Unveiled at CES Asia, the Byton K-Byte interests me on several levels. First, I find the industry's recent tidal wave of electric- and autonomous-car startups to be endlessly intriguing, even if most of them will amount to little more than red ink. Secondly, I'm fascinated by Byton's all-in approach, where the Chinese startup treats its models more as smart devices than traditional cars. As a dyed-in-the-wool enthusiast, it's diametrically opposed to my own viewpoint, but I nevertheless find it captivating.
I not only like the K-Byte's muscular form, I also like its details. It's got novel cracked-glass headlamps and I love the way the Byton's attempted to integrate sensors into the bodywork as actual design features instead of being something to hide.
The K-Byte's interior should be no less interesting, with a billboard-sized full-length dashboard screen and a secondary in-wheel display.
Will Byton actually make it to market? Nobody knows for sure, but with $500 million banked from its most recent round of funding, it seems more likely to survive than most startups.
I'm an unabashed fan of electric vehicles, and over the past decade or so it's been really exciting to see what car manufacturers can do when they create passenger cars designed from the ground up to be electric. With the Rivian R1T, it's great to see that sort of original thinking applied to a truck platform.
I've wanted a truck for some time now, but it's always seemed like the kind of thing that would have to be another vehicle.

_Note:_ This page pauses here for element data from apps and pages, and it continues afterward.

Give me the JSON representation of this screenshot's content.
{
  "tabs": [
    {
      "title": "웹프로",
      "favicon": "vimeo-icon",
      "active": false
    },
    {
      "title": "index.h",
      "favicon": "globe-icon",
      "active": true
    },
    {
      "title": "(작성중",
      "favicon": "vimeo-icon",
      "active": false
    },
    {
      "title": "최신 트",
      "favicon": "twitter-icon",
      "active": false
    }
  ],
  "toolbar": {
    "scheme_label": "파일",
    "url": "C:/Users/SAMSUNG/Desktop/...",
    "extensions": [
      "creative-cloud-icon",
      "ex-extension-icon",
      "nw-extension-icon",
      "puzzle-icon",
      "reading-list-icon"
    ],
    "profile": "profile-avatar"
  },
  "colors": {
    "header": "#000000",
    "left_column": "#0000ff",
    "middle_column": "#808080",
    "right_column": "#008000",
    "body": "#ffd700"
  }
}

You know, a car for commuting and road trips, then the truck for towing and runs to get mulch in the summer. In my eye, the R1T, much like the Honda Ridgeline, offers enough practicality to be a legit daily driver.

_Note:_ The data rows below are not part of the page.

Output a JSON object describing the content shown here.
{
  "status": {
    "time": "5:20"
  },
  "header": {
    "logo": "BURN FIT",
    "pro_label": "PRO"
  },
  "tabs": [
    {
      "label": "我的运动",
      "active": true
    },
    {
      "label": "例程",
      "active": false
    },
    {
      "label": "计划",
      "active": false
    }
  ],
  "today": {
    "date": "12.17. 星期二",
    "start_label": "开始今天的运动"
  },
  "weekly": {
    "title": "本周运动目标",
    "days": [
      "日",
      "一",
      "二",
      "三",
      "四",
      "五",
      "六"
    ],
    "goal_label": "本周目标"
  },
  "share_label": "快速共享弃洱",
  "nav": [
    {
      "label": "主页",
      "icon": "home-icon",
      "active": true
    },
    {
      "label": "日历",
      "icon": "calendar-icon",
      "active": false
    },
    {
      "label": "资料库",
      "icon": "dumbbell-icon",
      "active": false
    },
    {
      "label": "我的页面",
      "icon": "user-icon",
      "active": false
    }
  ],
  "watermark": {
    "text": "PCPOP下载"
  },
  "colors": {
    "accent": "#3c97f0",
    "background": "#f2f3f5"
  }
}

That pass-through space beneath the rear bed gave me thoughts of loading one up with my dogs and snowboards and heading up to Vermont for the weekend. There's plenty of cargo space in the frunk for a weekend's get-away, and enough range to make it round-trip. I admit I think the thing is ugly, but I really don't care. I want one. I also want to believe the company can deliver on all those range and performance numbers. On that time shall tell.

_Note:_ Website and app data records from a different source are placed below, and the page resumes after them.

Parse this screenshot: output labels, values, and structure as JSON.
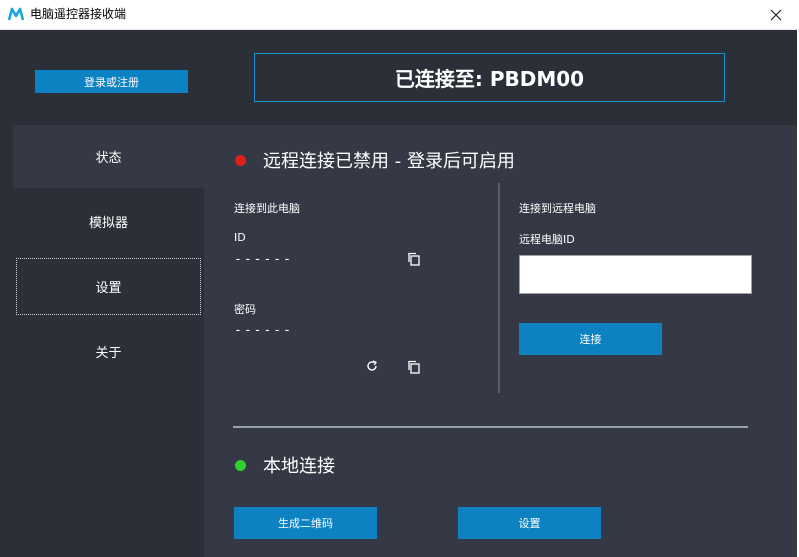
{
  "window": {
    "title": "电脑遥控器接收端"
  },
  "icons": {
    "app_logo": "app-logo-icon",
    "close": "close-icon",
    "copy": "copy-icon",
    "refresh": "refresh-icon"
  },
  "colors": {
    "accent": "#0c82c2",
    "status_disabled": "#e0201b",
    "status_ok": "#2ed12e",
    "background": "#2b2f38",
    "panel": "#353945"
  },
  "header": {
    "login_button": "登录或注册",
    "connection_status": "已连接至: PBDM00"
  },
  "sidebar": {
    "items": [
      {
        "label": "状态"
      },
      {
        "label": "模拟器"
      },
      {
        "label": "设置"
      },
      {
        "label": "关于"
      }
    ]
  },
  "remote": {
    "heading": "远程连接已禁用 - 登录后可启用",
    "this_pc": {
      "section_label": "连接到此电脑",
      "id_label": "ID",
      "id_value": "------",
      "password_label": "密码",
      "password_value": "------"
    },
    "remote_pc": {
      "section_label": "连接到远程电脑",
      "id_label": "远程电脑ID",
      "id_value": "",
      "connect_button": "连接"
    }
  },
  "local": {
    "heading": "本地连接",
    "qr_button": "生成二维码",
    "settings_button": "设置"
  }
}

Mercedes-Benz showed the EQ Silver Arrow concept at this year's Monterey Car Week, ahead of the Pebble Beach Concours d'Elegance. It's a tribute to the 1937 W125 Rekordwagen that set a speed record of 268 miles per hour on a public road -- something that wouldn't be broken until 2017.
While the original Rekordwagen used a 725-horsepower V12 engine, the EQ Silver Arrow Concept is powered by electricity. The combination of an "advanced battery" and electric motor is said to be good for 738 horsepower, and a top speed in excess of 250 mph.
The Silver Arrow has just one seat, and takes the shape of a futuristic interpretation of the classic land speed racer. The huge wheels measure 24 and 26 inches in diameter, front and rear, respectively. And the concept is a full 17 feet long. It's massive, impressive and looks super-duper cool.
Oftentimes automaker "concepts" are little more than paint-and-stripe packs. Not so with the Honda Rugged Open Air Vehicle, which demonstrates serious creativity in making a pickup truck-based ATV.
Combining important parts from the Honda Ridgeline pickup and the Pioneer 1000 side-by-side, the concept looks to give the open-air, off-road experience in a big, elaborate way.
Sure, I know a vehicle as outlandish as this concept will never be built. But isn't the point of concepts to dream big while also highlighting your engineers' and designers' abilities? Honda's off-roader nails that mission and, let's be honest, has me jonesing to take the concept for a sneaky test drive.